I have a hard time making myself vulnerable. Fully vulnerable.
I don’t mean that I have a hard time opening up or being transparent. I’m very free with what I share with people – my flaws, my failures, my insecurities, my inflated sense of self-esteem. No qualms about revealing my anxiety, my phobias – things that I didn’t even realize until recently other people keep as closely guarded secrets.
My quirks don’t make me feel in the least bit vulnerable. I’m indifferent to general opinion or how my flaws will shape other people’s views of me. After all, I know something about their flaws too. That they have them. That we ALL have them, and mine are no better and no worse than anybody else’s.
I’m pretty comfortable with who I am. But only for the most part, as it would seem.
Yesterday, my yoga teacher was talking about vulnerability during class. How she craves a connection with people, but is terrified when she feels one.
I’ll confess, whenever one of my instructors goes into a soliloquy when we’re hanging out in a pose, I usually tune them out. I’d rather think about how much my quads hurt or try to get my arms and legs a little bit straighter.

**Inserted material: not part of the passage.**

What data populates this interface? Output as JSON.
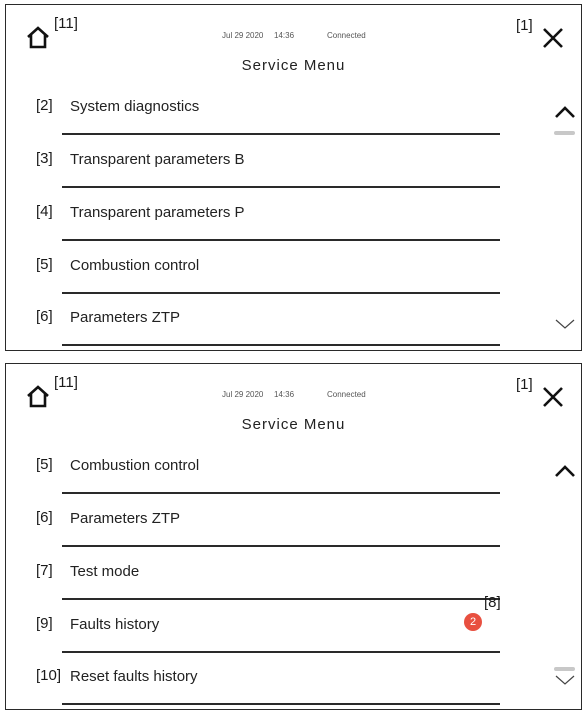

But something she said really resonated, and it made my ears perk up. It almost felt like she was a little bit psychic, to be honest, Because I’ve been struggling with vulnerability for a while, knowing I have to go there and finding myself not capable. And I was reminded of that struggle last week at my company’s National Sales Conference, where I had to navigate 1,100 of my colleagues crammed into the same conference center.
I feel very vulnerable around people I like a lot. People who inspire me or surprise me. People I admire, particularly if they are new to me. They bring on that ever so familiar flight or flight instinct in me, to the point where if I click with someone, I’m much more likely to run the other way the next time I see them than I am to engage them in any way that might give away my true feelings.
I snub them before they snub me.
It may have something to do with being teased by the “cool” kids as a child. I don’t know.
I just know that when I speak to someone like that, I become incredibly awkward. I want to seem aloof and end up coming off as rude. When I push myself to be friendly, I become gangly and goofy. And then I spend hours dissecting what I said, and how I said it, convinced I’ve embarrassed myself in some irreparable way.
I’ve realized this about myself many times before, and in the past I’ve tried to put myself out there, willingly embracing my vulnerability by approaching one of these people or by offering compliments, invitations to connect or other brands of kindness.
And as my yoga teacher told us next (and as Brene Brown will likely tell you quite eloquently, if you watch the video above), MOST people reciprocate vulnerability with a little vulnerability of their own.
But some don’t. And I’ve clung on to those exceptions over the years, allowing them to prevent me from fully exposing myself again.
Who knows if I’ll really internalize this lesson during my lifetime. It appears to be a recurring theme, and a frequent source of regret for me as I miss one chance after another to make a new friend or a fun acquaintance.
So if we should ever happen to meet, and I spot you first and fly off in the opposite direction, it means I REALLY like you and I think you might snub me first… so please take it as a compliment!